> Up till this I had been in two minds about whether to go for head-only
> or full-body suspension. It now seems that full-body is the better
> option, warranting the extra cost. Thanks.
Due to prolonged process of dying prior to suspension in essentially every patient the periphery (due to body's built-in protection mechanisms) gets very limited blood flow for days -- it thus 1) suffers extensive damage 2) thus gets very very patchy cryoprotectant perfusion. While the most recent best-case(!) ischaemic (rabbit) models seem to imply even neuros are getting a very rough ride, this need not to remain so in the future (if cryonics is part of euthanasia in ICU setting). Single-organ vs. multi-organ cryoprotection is intrinsically much simpler to achieve. (Though I am not sure of this) neuros achieve faster and better perfusion by clamping off the rest of the body. Additional (admittedly minor) point with whole-body: cracking. Financial reason: neuros are cheaper, since whole-bodys don't utilize dewar volume well.

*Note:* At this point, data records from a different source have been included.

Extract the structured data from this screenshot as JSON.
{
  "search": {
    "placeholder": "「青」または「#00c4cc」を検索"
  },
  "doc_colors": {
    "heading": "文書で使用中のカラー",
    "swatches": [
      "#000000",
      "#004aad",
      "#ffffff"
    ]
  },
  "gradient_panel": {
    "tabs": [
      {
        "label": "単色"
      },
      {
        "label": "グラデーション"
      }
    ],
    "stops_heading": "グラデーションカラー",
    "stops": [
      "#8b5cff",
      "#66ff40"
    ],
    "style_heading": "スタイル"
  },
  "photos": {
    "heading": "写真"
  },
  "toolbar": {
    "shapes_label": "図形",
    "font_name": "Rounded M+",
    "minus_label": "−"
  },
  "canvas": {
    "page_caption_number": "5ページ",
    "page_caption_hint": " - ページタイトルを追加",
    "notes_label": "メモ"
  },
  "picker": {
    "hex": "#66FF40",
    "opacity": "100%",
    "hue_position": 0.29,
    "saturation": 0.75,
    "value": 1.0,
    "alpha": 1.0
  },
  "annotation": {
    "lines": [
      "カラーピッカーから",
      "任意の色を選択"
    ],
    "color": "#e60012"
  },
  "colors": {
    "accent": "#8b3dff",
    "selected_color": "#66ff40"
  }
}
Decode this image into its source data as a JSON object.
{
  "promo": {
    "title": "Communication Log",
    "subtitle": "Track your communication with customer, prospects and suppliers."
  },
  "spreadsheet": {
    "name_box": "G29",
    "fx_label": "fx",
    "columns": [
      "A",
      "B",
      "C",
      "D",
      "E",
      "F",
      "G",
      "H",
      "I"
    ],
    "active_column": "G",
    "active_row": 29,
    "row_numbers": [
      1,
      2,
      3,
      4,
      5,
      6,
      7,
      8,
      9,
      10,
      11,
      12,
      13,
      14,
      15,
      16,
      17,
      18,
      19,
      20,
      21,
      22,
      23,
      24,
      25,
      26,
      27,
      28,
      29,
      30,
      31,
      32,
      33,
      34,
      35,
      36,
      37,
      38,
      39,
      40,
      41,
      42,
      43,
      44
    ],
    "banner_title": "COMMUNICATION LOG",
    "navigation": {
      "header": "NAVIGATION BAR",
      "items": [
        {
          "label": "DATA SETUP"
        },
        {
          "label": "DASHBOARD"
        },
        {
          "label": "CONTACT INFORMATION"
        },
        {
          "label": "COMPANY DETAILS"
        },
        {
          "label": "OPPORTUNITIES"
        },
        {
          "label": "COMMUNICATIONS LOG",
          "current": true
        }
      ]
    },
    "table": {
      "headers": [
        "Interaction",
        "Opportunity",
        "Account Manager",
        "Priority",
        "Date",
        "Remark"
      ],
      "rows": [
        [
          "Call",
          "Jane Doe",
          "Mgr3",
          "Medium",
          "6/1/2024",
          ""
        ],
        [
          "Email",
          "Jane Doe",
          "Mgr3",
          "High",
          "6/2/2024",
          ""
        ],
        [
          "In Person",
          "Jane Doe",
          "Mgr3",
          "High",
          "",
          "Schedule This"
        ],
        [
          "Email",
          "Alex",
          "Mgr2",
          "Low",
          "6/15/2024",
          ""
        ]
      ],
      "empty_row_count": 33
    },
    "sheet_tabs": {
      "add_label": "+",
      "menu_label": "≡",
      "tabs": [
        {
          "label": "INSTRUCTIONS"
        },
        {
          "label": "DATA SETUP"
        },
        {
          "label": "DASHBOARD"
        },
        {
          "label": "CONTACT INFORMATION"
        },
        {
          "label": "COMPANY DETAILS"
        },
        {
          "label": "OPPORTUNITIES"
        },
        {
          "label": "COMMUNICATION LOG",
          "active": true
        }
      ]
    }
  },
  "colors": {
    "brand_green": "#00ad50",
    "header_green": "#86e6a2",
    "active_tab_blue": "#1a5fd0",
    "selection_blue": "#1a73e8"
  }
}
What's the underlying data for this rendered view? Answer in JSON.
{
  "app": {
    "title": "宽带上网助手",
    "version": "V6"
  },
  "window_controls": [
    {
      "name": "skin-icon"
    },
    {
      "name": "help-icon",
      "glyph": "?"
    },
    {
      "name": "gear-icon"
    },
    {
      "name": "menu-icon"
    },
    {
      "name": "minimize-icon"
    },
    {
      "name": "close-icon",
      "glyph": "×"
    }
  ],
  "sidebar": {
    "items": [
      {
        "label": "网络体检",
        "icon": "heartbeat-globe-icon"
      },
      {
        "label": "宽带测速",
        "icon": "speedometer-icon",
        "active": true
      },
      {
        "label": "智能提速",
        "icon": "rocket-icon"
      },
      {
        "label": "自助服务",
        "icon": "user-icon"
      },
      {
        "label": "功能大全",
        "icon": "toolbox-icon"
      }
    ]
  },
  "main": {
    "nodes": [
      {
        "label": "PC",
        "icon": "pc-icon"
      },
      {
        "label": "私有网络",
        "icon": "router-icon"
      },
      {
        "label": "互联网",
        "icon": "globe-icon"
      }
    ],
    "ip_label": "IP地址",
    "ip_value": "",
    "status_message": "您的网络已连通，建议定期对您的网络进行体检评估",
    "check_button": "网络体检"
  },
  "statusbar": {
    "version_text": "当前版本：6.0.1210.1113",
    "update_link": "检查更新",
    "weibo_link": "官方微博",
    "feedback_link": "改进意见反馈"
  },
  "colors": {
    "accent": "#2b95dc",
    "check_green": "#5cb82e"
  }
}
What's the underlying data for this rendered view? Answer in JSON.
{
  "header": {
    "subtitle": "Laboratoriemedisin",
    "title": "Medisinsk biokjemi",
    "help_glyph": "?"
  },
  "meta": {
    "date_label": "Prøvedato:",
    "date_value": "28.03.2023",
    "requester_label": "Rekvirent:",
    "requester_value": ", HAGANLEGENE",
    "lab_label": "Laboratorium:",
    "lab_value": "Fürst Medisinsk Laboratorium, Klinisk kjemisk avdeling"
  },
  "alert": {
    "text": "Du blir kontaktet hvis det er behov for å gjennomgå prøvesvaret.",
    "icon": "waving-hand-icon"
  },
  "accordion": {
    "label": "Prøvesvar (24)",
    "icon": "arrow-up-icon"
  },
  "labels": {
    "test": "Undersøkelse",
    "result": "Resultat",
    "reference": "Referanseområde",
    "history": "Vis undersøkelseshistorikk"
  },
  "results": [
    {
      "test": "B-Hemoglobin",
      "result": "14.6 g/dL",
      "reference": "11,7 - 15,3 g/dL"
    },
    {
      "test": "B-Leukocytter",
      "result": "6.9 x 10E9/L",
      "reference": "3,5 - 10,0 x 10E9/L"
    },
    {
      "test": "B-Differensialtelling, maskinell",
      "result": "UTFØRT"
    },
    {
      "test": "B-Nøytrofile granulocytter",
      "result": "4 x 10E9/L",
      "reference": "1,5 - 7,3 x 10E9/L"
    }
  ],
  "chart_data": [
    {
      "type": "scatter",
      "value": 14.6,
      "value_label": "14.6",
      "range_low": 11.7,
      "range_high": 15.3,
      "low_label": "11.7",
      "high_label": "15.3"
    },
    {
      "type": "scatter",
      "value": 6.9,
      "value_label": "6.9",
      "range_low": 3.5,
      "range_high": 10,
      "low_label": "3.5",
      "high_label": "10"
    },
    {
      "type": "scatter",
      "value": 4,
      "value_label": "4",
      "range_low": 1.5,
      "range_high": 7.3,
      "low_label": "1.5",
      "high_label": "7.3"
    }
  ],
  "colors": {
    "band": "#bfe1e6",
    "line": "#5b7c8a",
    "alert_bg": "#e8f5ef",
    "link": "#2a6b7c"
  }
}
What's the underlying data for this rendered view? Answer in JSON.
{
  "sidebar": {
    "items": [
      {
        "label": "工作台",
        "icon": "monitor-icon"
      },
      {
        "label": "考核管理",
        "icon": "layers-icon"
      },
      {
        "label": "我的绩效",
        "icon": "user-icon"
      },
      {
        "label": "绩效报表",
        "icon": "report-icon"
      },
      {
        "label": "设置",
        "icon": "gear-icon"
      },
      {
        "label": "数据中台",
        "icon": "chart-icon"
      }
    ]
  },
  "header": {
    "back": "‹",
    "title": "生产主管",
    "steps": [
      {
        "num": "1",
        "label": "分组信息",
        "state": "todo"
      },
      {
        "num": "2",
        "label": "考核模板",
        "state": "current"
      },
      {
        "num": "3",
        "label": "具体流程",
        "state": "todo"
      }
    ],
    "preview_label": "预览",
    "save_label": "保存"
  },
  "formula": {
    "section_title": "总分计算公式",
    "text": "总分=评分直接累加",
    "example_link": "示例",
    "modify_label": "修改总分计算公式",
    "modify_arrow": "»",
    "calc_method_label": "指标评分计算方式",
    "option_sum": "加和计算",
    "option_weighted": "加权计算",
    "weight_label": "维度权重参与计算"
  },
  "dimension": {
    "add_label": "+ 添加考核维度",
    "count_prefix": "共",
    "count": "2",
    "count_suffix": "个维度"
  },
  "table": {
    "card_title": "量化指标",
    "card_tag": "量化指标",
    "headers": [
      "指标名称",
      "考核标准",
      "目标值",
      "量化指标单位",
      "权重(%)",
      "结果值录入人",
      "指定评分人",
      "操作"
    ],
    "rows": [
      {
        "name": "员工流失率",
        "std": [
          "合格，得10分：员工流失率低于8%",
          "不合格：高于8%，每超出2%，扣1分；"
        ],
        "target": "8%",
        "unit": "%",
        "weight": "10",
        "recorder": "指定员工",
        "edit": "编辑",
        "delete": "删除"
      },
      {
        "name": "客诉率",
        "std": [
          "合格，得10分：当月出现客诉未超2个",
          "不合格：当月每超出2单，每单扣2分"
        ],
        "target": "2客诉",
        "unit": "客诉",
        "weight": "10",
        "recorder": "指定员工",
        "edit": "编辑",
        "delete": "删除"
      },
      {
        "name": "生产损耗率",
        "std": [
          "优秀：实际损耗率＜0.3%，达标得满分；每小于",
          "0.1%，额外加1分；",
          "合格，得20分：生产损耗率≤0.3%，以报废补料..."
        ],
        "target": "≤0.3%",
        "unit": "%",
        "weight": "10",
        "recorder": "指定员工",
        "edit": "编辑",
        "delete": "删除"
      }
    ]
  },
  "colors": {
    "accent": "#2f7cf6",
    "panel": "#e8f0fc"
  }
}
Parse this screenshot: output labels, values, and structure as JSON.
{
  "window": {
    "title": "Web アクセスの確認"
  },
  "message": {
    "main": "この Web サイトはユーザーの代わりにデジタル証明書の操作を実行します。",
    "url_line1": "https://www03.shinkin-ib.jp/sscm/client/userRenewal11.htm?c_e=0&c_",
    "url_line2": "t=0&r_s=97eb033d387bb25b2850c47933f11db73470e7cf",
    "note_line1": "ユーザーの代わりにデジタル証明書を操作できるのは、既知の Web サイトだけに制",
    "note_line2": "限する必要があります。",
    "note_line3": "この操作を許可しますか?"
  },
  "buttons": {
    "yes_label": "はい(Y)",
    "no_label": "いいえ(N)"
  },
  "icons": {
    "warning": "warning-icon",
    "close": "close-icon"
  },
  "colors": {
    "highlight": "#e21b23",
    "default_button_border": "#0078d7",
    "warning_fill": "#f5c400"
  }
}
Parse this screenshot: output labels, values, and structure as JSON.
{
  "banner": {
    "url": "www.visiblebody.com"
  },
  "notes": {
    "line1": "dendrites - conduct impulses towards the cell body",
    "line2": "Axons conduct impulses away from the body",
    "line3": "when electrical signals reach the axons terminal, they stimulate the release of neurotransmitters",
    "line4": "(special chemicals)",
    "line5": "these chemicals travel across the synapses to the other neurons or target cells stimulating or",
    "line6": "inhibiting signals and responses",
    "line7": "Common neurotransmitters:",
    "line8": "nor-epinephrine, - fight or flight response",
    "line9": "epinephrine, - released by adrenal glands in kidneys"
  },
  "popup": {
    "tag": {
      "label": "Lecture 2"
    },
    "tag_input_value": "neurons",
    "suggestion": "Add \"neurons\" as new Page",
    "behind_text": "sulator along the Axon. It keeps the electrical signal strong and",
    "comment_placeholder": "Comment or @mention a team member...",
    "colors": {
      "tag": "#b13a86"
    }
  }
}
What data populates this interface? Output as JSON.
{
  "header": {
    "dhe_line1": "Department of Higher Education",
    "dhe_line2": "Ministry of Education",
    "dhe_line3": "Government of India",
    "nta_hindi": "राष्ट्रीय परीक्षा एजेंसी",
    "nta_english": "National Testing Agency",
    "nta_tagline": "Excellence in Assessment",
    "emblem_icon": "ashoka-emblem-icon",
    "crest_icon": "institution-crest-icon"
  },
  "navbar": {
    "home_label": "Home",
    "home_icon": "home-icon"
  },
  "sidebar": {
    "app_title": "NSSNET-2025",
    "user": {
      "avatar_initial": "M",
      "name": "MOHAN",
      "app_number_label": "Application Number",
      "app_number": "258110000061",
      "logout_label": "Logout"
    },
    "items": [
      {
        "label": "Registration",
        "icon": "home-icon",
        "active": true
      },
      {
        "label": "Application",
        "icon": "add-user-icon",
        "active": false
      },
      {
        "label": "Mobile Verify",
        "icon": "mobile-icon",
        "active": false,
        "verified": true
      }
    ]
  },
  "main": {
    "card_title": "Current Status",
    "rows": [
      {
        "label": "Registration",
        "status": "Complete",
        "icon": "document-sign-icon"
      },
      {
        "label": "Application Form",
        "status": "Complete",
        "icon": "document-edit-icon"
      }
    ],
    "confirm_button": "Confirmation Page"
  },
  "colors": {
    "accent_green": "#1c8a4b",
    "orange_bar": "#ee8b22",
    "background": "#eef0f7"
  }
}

Since the technology necessary for suspension can essentially generate a body or a model thereof which is essentially undistinguishable from the real thing, whole-body basically doesn't make sense. Ymmv.